But the level of creativity DeBoer has at his disposal when it comes to the man advantage is ungodly. Pietrangelo becomes that coveted power-play quarterback for your first unit, which likely features the top line, and Theodore can hold his own spearheading the second unit seeing how his game has evolved in the past year.
“You have the option of having two elite quarterbacks, and instead of a 1 and a 2 power play unit, you have the option to put out two 1 units that are interchangeable and can compete with each other,” DeBoer said. “It also gives you the option of playing them together in different situations if we see fit. It opens up a lot of options.”
Theodore and Pietrangelo together on the power play? Be still, my heart.
Pacioretty - Glass - Stone
Tuch - Pietrangelo
Marchessault - Karlsson - Smith
Martinez - Theodore
The Golden Knights have never been a good power play team. Only last season was the first time they cracked the top 10 (22 percent). That first power play unit, if designed like that, will be lethal. A healthy Cody Glass may start on the third line, but his time will go up because of how dangerous he was on the power play during his rookie season. And imagine Pietrangelo working with that group.
If the Golden Knights don’t have a top-5 power play, top-10 at worst, something is wrong.
Projecting the West Division
The Golden Knights will have some new friends to pal with by way of this division realignment.
With the Flames, Oilers and Canucks assigned to the North Division for the season, the Blues, Avalanche and Wild take their place in what is the West Division. Of course it would be three teams that Vegas historically has a tough time against. But if you’re looking at the top four teams to make the playoffs, that’s likely your list.
Vegas is about to play in the same division with the likes of Nathan MacKinnon, Ryan O’Reilly, David Perron, Kevin Fiala and Kirill Kaprizov. Whoever comes out of this division via the Stanley Cup Playoffs has a clear shot to get to the Stanley Cup Final, and could be the favorite to win.
The Pietrangelo and DeBoer reunions with their respective clubs is going to be a hoot. Projections:
3) St. Louis
5) San Jose
7) Los Angeles
I have the Avalanche winning the Stanley Cup. I think it’s Colorado’s time and it’s also MacKinnon’s time to take his place as the best player in the world.
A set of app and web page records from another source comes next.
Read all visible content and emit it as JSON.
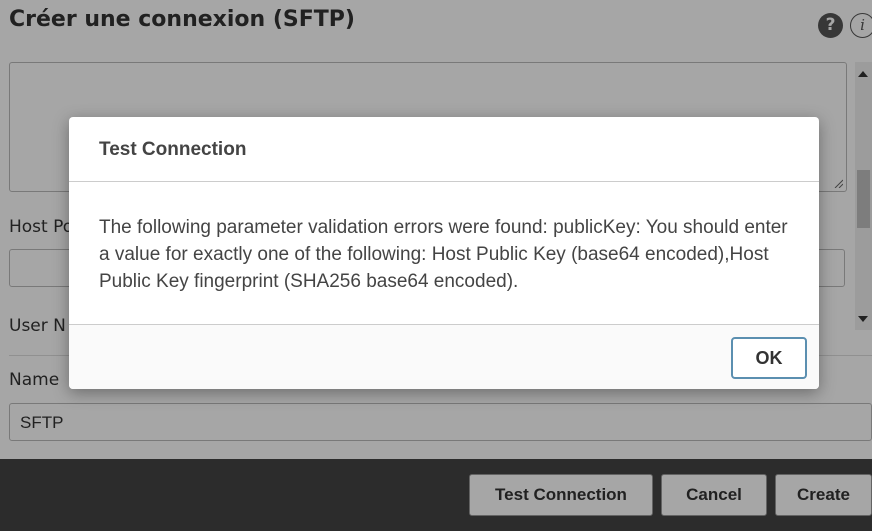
{
  "page": {
    "title": "Créer une connexion (SFTP)",
    "help_glyph": "?",
    "info_glyph": "i"
  },
  "form": {
    "host_port_label": "Host Po",
    "user_name_label": "User N",
    "name_label": "Name",
    "name_value": "SFTP"
  },
  "footer": {
    "test_connection_label": "Test Connection",
    "cancel_label": "Cancel",
    "create_label": "Create"
  },
  "dialog": {
    "title": "Test Connection",
    "message": "The following parameter validation errors were found: publicKey: You should enter a value for exactly one of the following: Host Public Key (base64 encoded),Host Public Key fingerprint (SHA256 base64 encoded).",
    "ok_label": "OK"
  },
  "colors": {
    "footer_bg": "#444444",
    "ok_border": "#5b8fb0",
    "overlay": "rgba(0,0,0,0.35)"
  }
}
But if you tell me the Golden Knights will win the Stanley Cup, I will 100 percent believe you. If there was a year for it to happen, this would be it among the wackiest of circumstances the likes of which we’ve never seen.
Lehner and Fleury will make Vegas a tough out; whoever earns the job in the playoffs will deserve it. Another full year of Stone and Pacioretty as two-thirds of your top line is as good as any duo in the league. And of course Pietrangelo; if his impact is delivered as expected, that’s a game changer.
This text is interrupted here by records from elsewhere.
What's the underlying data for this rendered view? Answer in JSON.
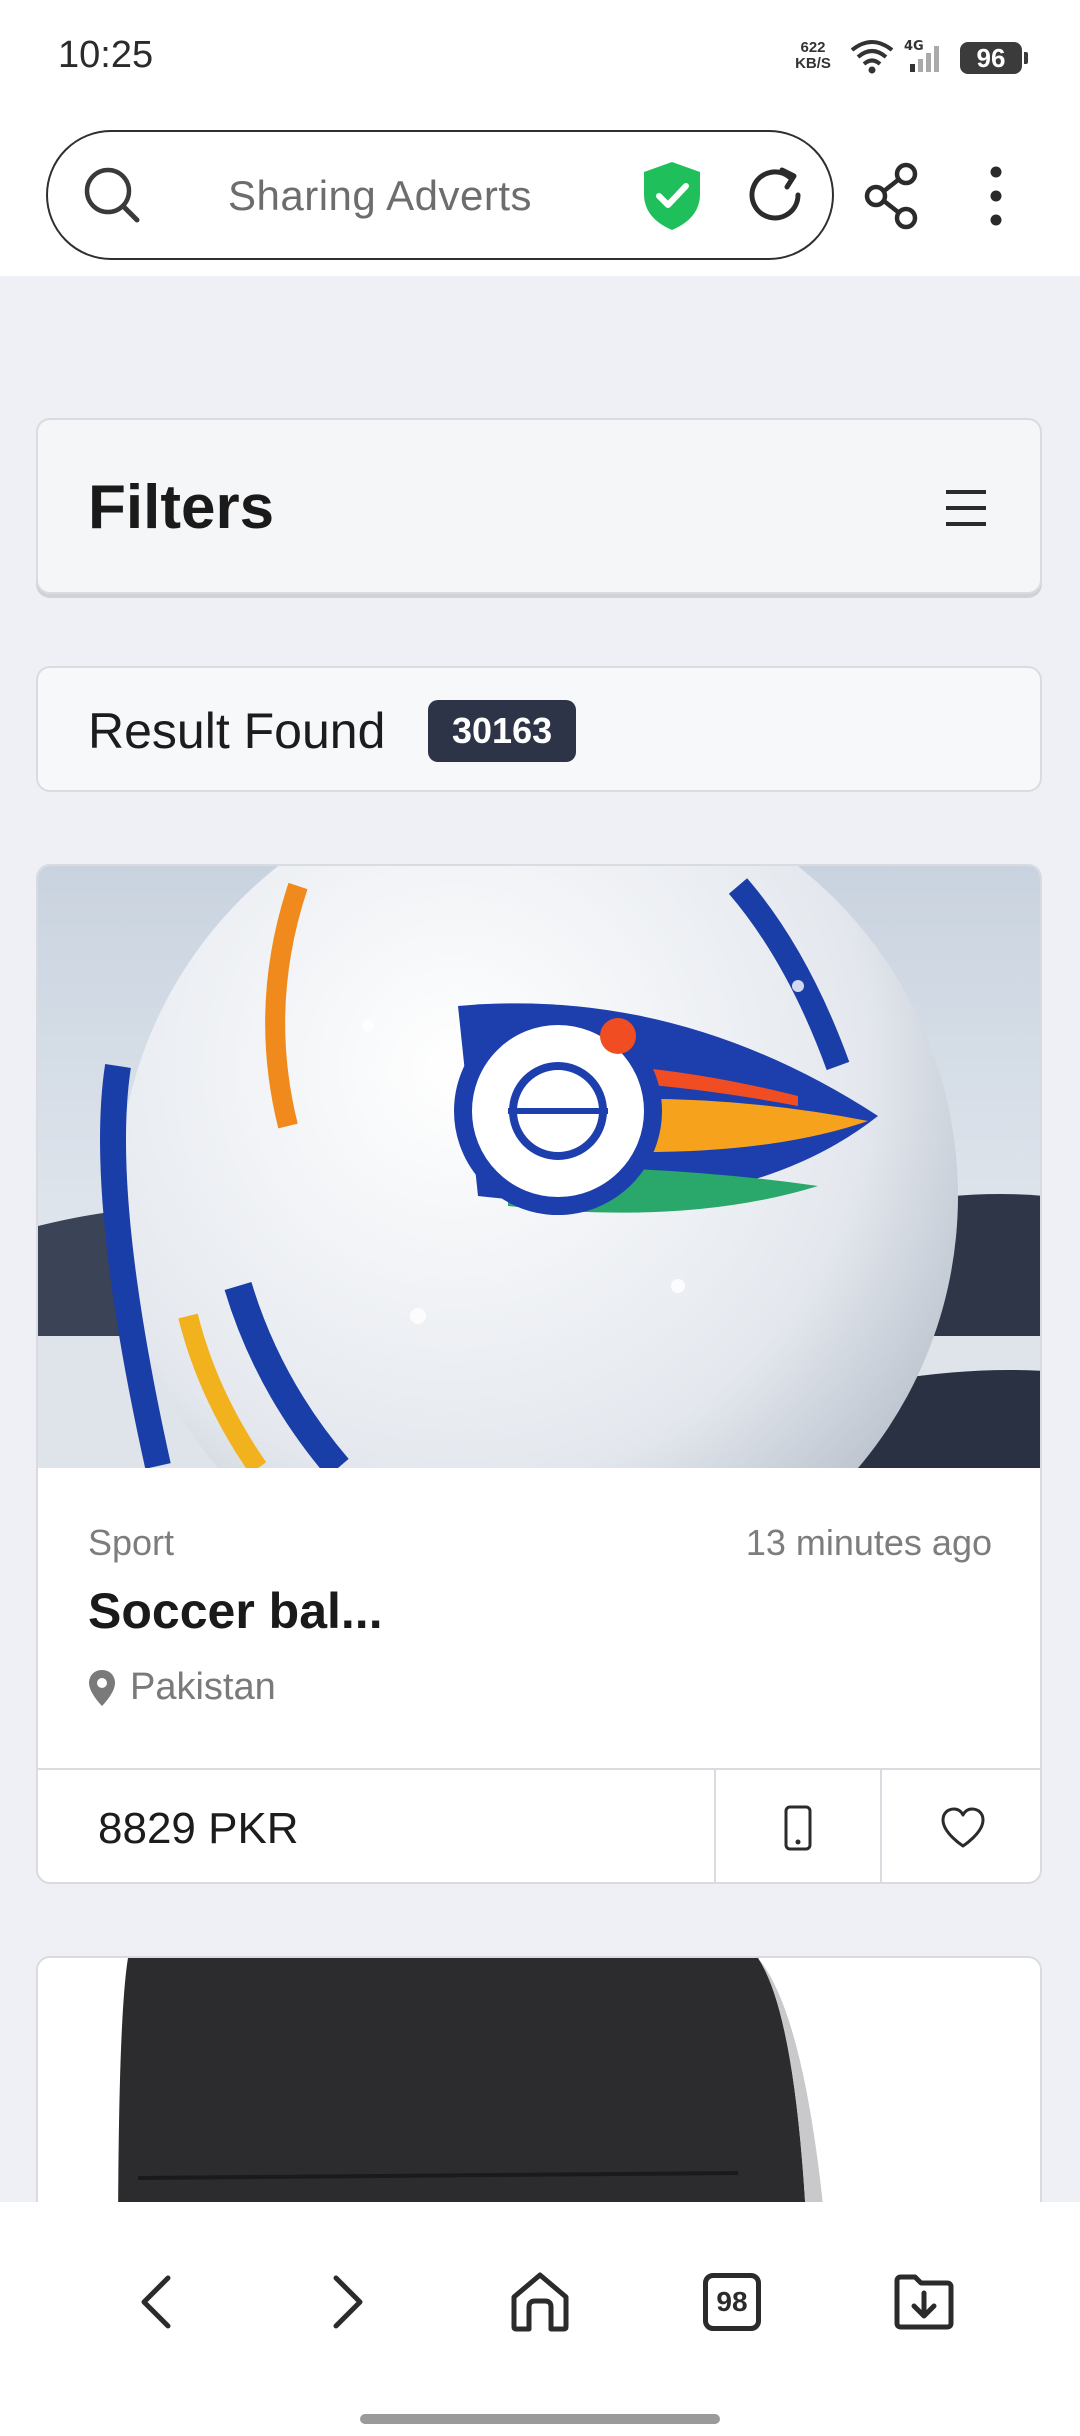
{
  "status_bar": {
    "time": "10:25",
    "net_speed_value": "622",
    "net_speed_unit": "KB/S",
    "network_type": "4G",
    "battery": "96"
  },
  "browser": {
    "url_text": "Sharing Adverts",
    "tabs_count": "98"
  },
  "filters": {
    "title": "Filters"
  },
  "results": {
    "label": "Result Found",
    "count": "30163"
  },
  "listing": {
    "category": "Sport",
    "time_ago": "13 minutes ago",
    "title": "Soccer bal...",
    "location": "Pakistan",
    "price": "8829 PKR"
  },
  "colors": {
    "shield_green": "#1fbf5b",
    "badge_bg": "#2e3447",
    "page_bg": "#eef0f5"
  }
}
The best I will say is the Golden Knights make another deep playoff run. If it’s enough to get to the final four yet again, that would be gravy. But this is a team that has made a living on doing the impossible. This will be a year of the impossible. It might be the year the Golden Knights embrace such impossibilities and hoist the Cup.
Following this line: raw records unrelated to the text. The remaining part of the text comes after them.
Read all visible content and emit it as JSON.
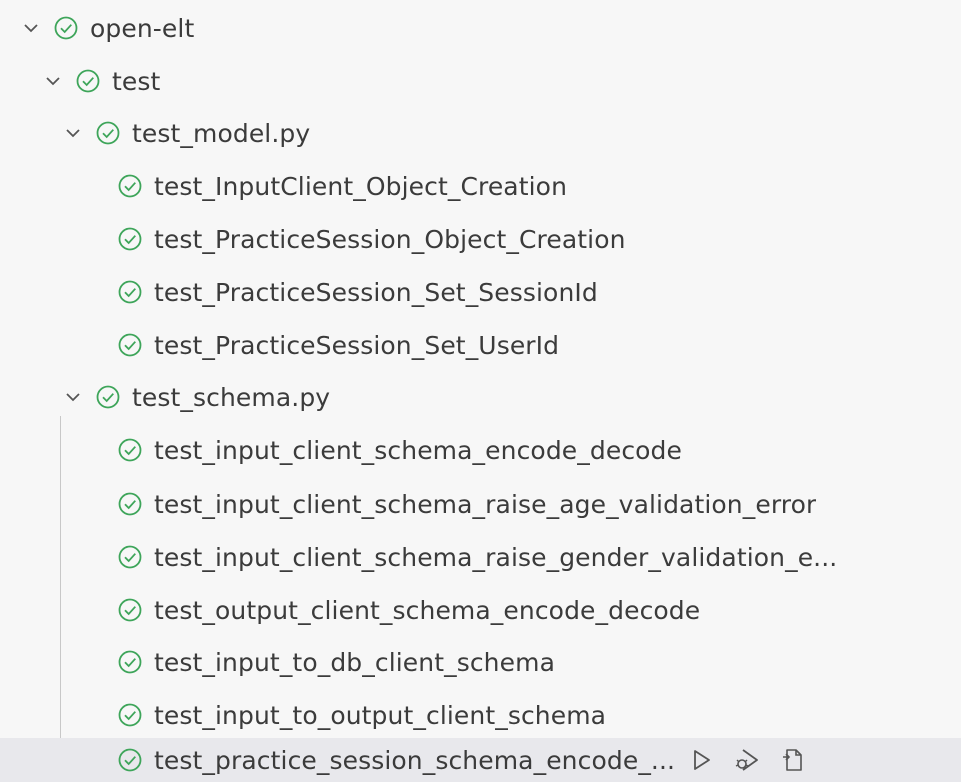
{
  "colors": {
    "pass": "#3ea55a",
    "text": "#3b3b3b",
    "icon": "#555555",
    "hover_bg": "#e8e8ec",
    "guide": "#c8c8c8"
  },
  "tree": {
    "root": {
      "label": "open-elt",
      "expanded": true,
      "status_icon": "pass-circle-icon"
    },
    "test_folder": {
      "label": "test",
      "expanded": true,
      "status_icon": "pass-circle-icon"
    },
    "test_model": {
      "label": "test_model.py",
      "expanded": true,
      "status_icon": "pass-circle-icon",
      "tests": [
        {
          "label": "test_InputClient_Object_Creation"
        },
        {
          "label": "test_PracticeSession_Object_Creation"
        },
        {
          "label": "test_PracticeSession_Set_SessionId"
        },
        {
          "label": "test_PracticeSession_Set_UserId"
        }
      ]
    },
    "test_schema": {
      "label": "test_schema.py",
      "expanded": true,
      "status_icon": "pass-circle-icon",
      "tests": [
        {
          "label": "test_input_client_schema_encode_decode"
        },
        {
          "label": "test_input_client_schema_raise_age_validation_error"
        },
        {
          "label": "test_input_client_schema_raise_gender_validation_e..."
        },
        {
          "label": "test_output_client_schema_encode_decode"
        },
        {
          "label": "test_input_to_db_client_schema"
        },
        {
          "label": "test_input_to_output_client_schema"
        },
        {
          "label": "test_practice_session_schema_encode_..."
        }
      ]
    }
  },
  "hover_actions": {
    "run_icon": "run-test-icon",
    "debug_icon": "debug-test-icon",
    "goto_icon": "go-to-test-icon"
  }
}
Get ready for one weird year and we hope you join us for the ride.
How to watch
What: Anaheim Ducks at Vegas Golden Knights
When: 7 p.m.
TV: AT&T SportsNet, NHL.TV
Radio: Fox Sports 98.9 FM